Marlboro College and the Marlboro College Graduate and Professional Studies programs are accredited by the New England Association of Schools and Colleges (NEASC), which accredits schools and colleges in the six New England states. Accreditation by NEASC indicates that Marlboro meets or exceeds criteria for the assessment of institutional quality, periodically applied through a peer review process.
The last re-accreditation process for Marlboro was completed in April 2015, when an evaluation team from NEASC determined that the college had clearly defined purposes appropriate to an institution of higher learning, according to their 11 standards. They also judged that Marlboro the resources to achieve those purposes, and the ability to continue doing so. The process involved our own self-study, responding to the NEASC standards, driven by a steering committee composed of students, faculty, staff, and trustees, offering the entire community many opportunities for input and discussion.
A letter from NEASC stated, “The quality and dedication of the faculty who provide each undergraduate student individualized support to design and complete a Plan of Concentration, the ‘hallmark’ of a Marlboro education, is impressive, as evidenced by 77 percent of Marlboro’s graduates continuing in advanced or graduate study within five years of graduation.”
“In addition, we understand that the mission of the Graduate and Professional Studies (GPS) has evolved over the past several years to be more aligned with the mission of the undergraduate campus, and recognize GPS’s assessment of student achievement through an extensive review of capstone and portfolio projects by program faculty and the Academic Oversight Committee.”
The visiting team recognized that Marlboro College is also facing challenges due to the changing face of higher education in the US, and has incurred operating deficits three years in the last ten due to declining enrollment at both the undergraduate and graduate levels.

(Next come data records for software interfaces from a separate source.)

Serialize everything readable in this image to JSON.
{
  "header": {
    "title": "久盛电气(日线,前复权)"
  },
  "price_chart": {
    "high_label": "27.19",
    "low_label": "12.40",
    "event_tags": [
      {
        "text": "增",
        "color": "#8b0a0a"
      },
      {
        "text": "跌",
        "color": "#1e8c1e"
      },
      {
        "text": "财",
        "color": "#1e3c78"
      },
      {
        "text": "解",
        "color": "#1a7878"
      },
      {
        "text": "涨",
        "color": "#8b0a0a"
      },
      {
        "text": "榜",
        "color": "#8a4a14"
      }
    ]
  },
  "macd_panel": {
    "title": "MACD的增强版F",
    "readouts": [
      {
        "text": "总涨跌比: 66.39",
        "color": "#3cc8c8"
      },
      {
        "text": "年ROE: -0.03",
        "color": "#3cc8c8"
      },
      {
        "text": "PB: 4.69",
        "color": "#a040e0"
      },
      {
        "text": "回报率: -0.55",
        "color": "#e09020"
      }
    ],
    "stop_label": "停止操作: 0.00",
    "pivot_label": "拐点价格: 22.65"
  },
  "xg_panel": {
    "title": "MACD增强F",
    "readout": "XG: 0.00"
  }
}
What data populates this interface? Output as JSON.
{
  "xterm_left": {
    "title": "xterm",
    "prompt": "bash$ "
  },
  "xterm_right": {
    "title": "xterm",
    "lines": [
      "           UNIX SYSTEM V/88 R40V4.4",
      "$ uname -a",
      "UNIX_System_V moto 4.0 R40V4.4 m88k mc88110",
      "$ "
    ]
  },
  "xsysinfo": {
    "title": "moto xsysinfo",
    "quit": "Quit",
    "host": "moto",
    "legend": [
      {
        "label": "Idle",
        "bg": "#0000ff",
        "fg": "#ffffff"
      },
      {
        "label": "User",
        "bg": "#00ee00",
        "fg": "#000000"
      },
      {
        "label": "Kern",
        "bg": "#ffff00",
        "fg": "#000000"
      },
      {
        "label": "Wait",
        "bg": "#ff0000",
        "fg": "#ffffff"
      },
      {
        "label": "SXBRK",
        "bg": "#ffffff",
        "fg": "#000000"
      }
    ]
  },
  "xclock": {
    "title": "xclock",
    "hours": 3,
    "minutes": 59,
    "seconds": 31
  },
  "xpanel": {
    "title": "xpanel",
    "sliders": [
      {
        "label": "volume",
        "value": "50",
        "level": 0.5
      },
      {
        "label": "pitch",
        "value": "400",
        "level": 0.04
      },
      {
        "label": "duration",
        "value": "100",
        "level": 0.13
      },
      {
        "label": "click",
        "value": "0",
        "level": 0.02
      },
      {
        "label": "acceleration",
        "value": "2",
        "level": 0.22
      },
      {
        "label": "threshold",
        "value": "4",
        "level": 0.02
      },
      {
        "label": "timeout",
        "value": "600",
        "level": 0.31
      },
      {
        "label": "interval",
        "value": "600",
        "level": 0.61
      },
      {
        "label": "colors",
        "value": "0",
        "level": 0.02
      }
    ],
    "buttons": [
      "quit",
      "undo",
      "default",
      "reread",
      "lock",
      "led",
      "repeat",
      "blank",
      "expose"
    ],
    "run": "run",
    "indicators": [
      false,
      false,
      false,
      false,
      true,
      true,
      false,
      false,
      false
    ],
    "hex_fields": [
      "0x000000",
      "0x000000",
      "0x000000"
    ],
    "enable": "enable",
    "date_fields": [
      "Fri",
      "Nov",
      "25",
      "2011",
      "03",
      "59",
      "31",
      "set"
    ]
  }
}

But they were also encouraged by the college’s new strategic plan and admissions action plan, which have led to a number of enhancements to the recruitment process, including a new website and new marketing materials.
“Other enrollment initiatives include expanded programming for high school students, adding to the GPS admissions staff, and increasing the college’s visibility through the Beautiful Minds competition and the ‘Marlboro on the Road’ series,” said the NEASC letter.
Accreditation by NEASC applies to the institution as a whole. As such, it is not a guarantee of every course or program offered, or the competence of individual graduates. Rather, it provides reasonable assurance about the quality of opportunities available to students who attend the institution. The next re-accreditation process will commence in 2024, but Marlboro will be periodically reporting to NEASC on advances in the institution’s financial situation and enrollment in the meantime.
Inquiries regarding the accreditation status should be directed to Julie Richardson, assistant dean of academic records. For more information, individuals may also contact the Commission on Institutions of Higher Education, New England Association of Schools and Colleges.
To file public comments or complaints regarding the quality of education at Marlboro or its accreditation, go to NEASC’s comments and complaints page. For questions or complaints regarding state licensing of colleges and programs, go to the Vermont Department of Education. Please note that the Vermont Department of Education does not intervene in the internal procedures of colleges and universities, and encourages you to work directly with Marlboro to resolve any issues.